[Website and app data records]
------------------------------------------------------------

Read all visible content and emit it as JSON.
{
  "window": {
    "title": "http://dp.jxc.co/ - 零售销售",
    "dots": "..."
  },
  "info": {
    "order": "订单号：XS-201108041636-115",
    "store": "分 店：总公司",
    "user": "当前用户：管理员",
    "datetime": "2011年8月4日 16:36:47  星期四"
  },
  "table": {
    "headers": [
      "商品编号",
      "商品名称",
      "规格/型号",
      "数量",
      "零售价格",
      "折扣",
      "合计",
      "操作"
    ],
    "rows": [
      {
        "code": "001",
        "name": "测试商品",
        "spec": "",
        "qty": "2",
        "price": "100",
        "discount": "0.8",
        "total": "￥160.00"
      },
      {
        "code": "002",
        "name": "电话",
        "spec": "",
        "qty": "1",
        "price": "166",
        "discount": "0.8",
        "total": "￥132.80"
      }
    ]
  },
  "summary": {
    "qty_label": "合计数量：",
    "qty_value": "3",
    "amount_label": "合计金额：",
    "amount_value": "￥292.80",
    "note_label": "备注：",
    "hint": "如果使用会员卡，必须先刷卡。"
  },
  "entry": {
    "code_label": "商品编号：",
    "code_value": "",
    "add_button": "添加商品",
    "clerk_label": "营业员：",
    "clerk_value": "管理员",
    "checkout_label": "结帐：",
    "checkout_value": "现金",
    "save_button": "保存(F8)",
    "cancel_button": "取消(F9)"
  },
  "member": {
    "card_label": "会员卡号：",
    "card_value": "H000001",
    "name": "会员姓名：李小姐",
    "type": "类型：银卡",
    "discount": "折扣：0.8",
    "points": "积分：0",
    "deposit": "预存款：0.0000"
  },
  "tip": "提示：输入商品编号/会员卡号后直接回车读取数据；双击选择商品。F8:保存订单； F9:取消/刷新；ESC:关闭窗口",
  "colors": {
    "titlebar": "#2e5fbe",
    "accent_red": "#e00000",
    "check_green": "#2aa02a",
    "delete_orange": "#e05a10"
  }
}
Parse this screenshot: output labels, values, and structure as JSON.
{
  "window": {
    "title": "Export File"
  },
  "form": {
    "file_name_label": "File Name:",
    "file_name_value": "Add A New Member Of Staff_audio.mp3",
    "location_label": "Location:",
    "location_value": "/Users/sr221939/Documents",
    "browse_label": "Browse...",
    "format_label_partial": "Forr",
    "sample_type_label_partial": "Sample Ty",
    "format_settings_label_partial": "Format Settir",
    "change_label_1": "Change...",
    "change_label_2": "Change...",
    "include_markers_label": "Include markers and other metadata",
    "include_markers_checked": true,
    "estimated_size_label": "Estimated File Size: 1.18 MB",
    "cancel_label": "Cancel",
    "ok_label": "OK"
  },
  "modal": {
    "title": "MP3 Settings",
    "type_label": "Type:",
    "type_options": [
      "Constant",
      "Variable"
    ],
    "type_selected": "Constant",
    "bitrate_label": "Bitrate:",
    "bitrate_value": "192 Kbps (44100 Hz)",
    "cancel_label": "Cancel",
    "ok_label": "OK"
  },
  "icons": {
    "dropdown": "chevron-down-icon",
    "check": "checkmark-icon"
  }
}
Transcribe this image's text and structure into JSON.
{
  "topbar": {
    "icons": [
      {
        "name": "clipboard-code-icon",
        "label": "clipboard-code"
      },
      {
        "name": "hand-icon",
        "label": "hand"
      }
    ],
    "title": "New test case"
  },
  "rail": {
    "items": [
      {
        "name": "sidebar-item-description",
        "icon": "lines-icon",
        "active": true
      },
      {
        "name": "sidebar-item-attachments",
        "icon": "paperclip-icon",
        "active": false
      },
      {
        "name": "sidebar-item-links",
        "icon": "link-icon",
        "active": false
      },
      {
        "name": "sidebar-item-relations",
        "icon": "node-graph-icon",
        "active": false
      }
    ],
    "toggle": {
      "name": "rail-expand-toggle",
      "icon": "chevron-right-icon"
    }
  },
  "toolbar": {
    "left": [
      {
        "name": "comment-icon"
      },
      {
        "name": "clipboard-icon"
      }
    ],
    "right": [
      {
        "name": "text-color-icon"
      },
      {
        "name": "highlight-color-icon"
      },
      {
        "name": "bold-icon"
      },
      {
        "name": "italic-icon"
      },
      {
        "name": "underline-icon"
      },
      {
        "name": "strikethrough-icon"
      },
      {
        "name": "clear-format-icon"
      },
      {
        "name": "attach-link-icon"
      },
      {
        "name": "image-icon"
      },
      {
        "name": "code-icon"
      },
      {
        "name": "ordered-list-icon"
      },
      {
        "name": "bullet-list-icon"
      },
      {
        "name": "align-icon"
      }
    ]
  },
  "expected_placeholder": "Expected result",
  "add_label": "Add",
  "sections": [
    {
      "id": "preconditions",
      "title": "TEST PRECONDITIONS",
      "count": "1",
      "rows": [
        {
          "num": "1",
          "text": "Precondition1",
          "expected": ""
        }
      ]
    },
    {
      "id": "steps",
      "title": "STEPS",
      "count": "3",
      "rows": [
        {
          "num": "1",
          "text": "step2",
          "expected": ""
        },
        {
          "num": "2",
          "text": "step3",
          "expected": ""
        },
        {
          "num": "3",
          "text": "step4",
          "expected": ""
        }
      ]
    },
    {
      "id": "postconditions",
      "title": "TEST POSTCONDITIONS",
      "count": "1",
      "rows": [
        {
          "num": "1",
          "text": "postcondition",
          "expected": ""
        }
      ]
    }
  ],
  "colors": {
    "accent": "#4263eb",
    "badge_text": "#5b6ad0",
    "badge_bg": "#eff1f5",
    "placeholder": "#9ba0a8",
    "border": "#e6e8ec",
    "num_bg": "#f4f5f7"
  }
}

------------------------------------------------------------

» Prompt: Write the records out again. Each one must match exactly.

» Answer to this task:
Read all visible content and emit it as JSON.
{
  "window": {
    "title": "http://dp.jxc.co/ - 零售销售",
    "dots": "..."
  },
  "info": {
    "order": "订单号：XS-201108041636-115",
    "store": "分 店：总公司",
    "user": "当前用户：管理员",
    "datetime": "2011年8月4日 16:36:47  星期四"
  },
  "table": {
    "headers": [
      "商品编号",
      "商品名称",
      "规格/型号",
      "数量",
      "零售价格",
      "折扣",
      "合计",
      "操作"
    ],
    "rows": [
      {
        "code": "001",
        "name": "测试商品",
        "spec": "",
        "qty": "2",
        "price": "100",
        "discount": "0.8",
        "total": "￥160.00"
      },
      {
        "code": "002",
        "name": "电话",
        "spec": "",
        "qty": "1",
        "price": "166",
        "discount": "0.8",
        "total": "￥132.80"
      }
    ]
  },
  "summary": {
    "qty_label": "合计数量：",
    "qty_value": "3",
    "amount_label": "合计金额：",
    "amount_value": "￥292.80",
    "note_label": "备注：",
    "hint": "如果使用会员卡，必须先刷卡。"
  },
  "entry": {
    "code_label": "商品编号：",
    "code_value": "",
    "add_button": "添加商品",
    "clerk_label": "营业员：",
    "clerk_value": "管理员",
    "checkout_label": "结帐：",
    "checkout_value": "现金",
    "save_button": "保存(F8)",
    "cancel_button": "取消(F9)"
  },
  "member": {
    "card_label": "会员卡号：",
    "card_value": "H000001",
    "name": "会员姓名：李小姐",
    "type": "类型：银卡",
    "discount": "折扣：0.8",
    "points": "积分：0",
    "deposit": "预存款：0.0000"
  },
  "tip": "提示：输入商品编号/会员卡号后直接回车读取数据；双击选择商品。F8:保存订单； F9:取消/刷新；ESC:关闭窗口",
  "colors": {
    "titlebar": "#2e5fbe",
    "accent_red": "#e00000",
    "check_green": "#2aa02a",
    "delete_orange": "#e05a10"
  }
}
Parse this screenshot: output labels, values, and structure as JSON.
{
  "window": {
    "title": "Export File"
  },
  "form": {
    "file_name_label": "File Name:",
    "file_name_value": "Add A New Member Of Staff_audio.mp3",
    "location_label": "Location:",
    "location_value": "/Users/sr221939/Documents",
    "browse_label": "Browse...",
    "format_label_partial": "Forr",
    "sample_type_label_partial": "Sample Ty",
    "format_settings_label_partial": "Format Settir",
    "change_label_1": "Change...",
    "change_label_2": "Change...",
    "include_markers_label": "Include markers and other metadata",
    "include_markers_checked": true,
    "estimated_size_label": "Estimated File Size: 1.18 MB",
    "cancel_label": "Cancel",
    "ok_label": "OK"
  },
  "modal": {
    "title": "MP3 Settings",
    "type_label": "Type:",
    "type_options": [
      "Constant",
      "Variable"
    ],
    "type_selected": "Constant",
    "bitrate_label": "Bitrate:",
    "bitrate_value": "192 Kbps (44100 Hz)",
    "cancel_label": "Cancel",
    "ok_label": "OK"
  },
  "icons": {
    "dropdown": "chevron-down-icon",
    "check": "checkmark-icon"
  }
}
Transcribe this image's text and structure into JSON.
{
  "topbar": {
    "icons": [
      {
        "name": "clipboard-code-icon",
        "label": "clipboard-code"
      },
      {
        "name": "hand-icon",
        "label": "hand"
      }
    ],
    "title": "New test case"
  },
  "rail": {
    "items": [
      {
        "name": "sidebar-item-description",
        "icon": "lines-icon",
        "active": true
      },
      {
        "name": "sidebar-item-attachments",
        "icon": "paperclip-icon",
        "active": false
      },
      {
        "name": "sidebar-item-links",
        "icon": "link-icon",
        "active": false
      },
      {
        "name": "sidebar-item-relations",
        "icon": "node-graph-icon",
        "active": false
      }
    ],
    "toggle": {
      "name": "rail-expand-toggle",
      "icon": "chevron-right-icon"
    }
  },
  "toolbar": {
    "left": [
      {
        "name": "comment-icon"
      },
      {
        "name": "clipboard-icon"
      }
    ],
    "right": [
      {
        "name": "text-color-icon"
      },
      {
        "name": "highlight-color-icon"
      },
      {
        "name": "bold-icon"
      },
      {
        "name": "italic-icon"
      },
      {
        "name": "underline-icon"
      },
      {
        "name": "strikethrough-icon"
      },
      {
        "name": "clear-format-icon"
      },
      {
        "name": "attach-link-icon"
      },
      {
        "name": "image-icon"
      },
      {
        "name": "code-icon"
      },
      {
        "name": "ordered-list-icon"
      },
      {
        "name": "bullet-list-icon"
      },
      {
        "name": "align-icon"
      }
    ]
  },
  "expected_placeholder": "Expected result",
  "add_label": "Add",
  "sections": [
    {
      "id": "preconditions",
      "title": "TEST PRECONDITIONS",
      "count": "1",
      "rows": [
        {
          "num": "1",
          "text": "Precondition1",
          "expected": ""
        }
      ]
    },
    {
      "id": "steps",
      "title": "STEPS",
      "count": "3",
      "rows": [
        {
          "num": "1",
          "text": "step2",
          "expected": ""
        },
        {
          "num": "2",
          "text": "step3",
          "expected": ""
        },
        {
          "num": "3",
          "text": "step4",
          "expected": ""
        }
      ]
    },
    {
      "id": "postconditions",
      "title": "TEST POSTCONDITIONS",
      "count": "1",
      "rows": [
        {
          "num": "1",
          "text": "postcondition",
          "expected": ""
        }
      ]
    }
  ],
  "colors": {
    "accent": "#4263eb",
    "badge_text": "#5b6ad0",
    "badge_bg": "#eff1f5",
    "placeholder": "#9ba0a8",
    "border": "#e6e8ec",
    "num_bg": "#f4f5f7"
  }
}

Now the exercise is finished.